══ Given information
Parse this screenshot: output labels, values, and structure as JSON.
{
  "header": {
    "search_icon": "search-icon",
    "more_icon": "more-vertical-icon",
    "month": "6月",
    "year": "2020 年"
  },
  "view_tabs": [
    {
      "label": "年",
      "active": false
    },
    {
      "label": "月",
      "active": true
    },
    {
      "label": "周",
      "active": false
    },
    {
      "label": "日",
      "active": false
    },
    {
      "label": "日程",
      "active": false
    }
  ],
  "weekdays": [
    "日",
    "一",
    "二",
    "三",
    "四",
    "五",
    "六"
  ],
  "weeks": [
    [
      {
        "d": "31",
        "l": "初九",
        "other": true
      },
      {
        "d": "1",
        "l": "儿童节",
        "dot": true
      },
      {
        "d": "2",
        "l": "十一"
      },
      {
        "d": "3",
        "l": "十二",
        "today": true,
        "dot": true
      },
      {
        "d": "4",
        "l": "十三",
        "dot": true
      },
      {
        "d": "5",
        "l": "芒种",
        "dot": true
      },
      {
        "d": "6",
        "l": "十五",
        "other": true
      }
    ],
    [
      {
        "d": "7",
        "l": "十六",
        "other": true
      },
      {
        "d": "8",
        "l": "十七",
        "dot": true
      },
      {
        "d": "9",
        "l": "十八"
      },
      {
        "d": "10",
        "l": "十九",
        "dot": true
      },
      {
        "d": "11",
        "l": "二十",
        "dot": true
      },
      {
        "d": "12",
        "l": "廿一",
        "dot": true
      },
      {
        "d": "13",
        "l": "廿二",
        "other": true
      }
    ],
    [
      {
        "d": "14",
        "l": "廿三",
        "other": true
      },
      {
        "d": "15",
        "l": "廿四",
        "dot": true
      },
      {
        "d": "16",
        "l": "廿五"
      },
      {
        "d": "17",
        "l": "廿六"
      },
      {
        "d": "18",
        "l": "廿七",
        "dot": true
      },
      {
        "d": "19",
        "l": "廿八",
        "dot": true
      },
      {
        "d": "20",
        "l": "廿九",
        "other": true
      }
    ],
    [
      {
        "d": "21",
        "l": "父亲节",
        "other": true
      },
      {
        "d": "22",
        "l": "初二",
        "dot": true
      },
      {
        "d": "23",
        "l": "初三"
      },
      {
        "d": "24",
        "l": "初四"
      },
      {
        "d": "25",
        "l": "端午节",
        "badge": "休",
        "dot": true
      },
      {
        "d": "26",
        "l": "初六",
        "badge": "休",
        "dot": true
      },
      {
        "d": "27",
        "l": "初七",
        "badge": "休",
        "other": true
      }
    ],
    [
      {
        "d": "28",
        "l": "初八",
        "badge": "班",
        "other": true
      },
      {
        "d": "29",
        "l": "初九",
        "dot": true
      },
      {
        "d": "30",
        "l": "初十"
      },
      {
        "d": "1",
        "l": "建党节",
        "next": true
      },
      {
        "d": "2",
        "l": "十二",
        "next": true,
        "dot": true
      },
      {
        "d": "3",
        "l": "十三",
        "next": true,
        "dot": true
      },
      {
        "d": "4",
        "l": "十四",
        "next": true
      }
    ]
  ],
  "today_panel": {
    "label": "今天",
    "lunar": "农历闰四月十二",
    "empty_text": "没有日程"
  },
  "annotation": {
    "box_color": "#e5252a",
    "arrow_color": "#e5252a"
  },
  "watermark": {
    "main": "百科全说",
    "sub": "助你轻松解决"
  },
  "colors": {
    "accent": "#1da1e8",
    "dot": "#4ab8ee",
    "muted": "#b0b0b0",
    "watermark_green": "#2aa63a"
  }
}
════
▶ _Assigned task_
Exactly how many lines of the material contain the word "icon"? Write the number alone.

▶ _Answer section_
2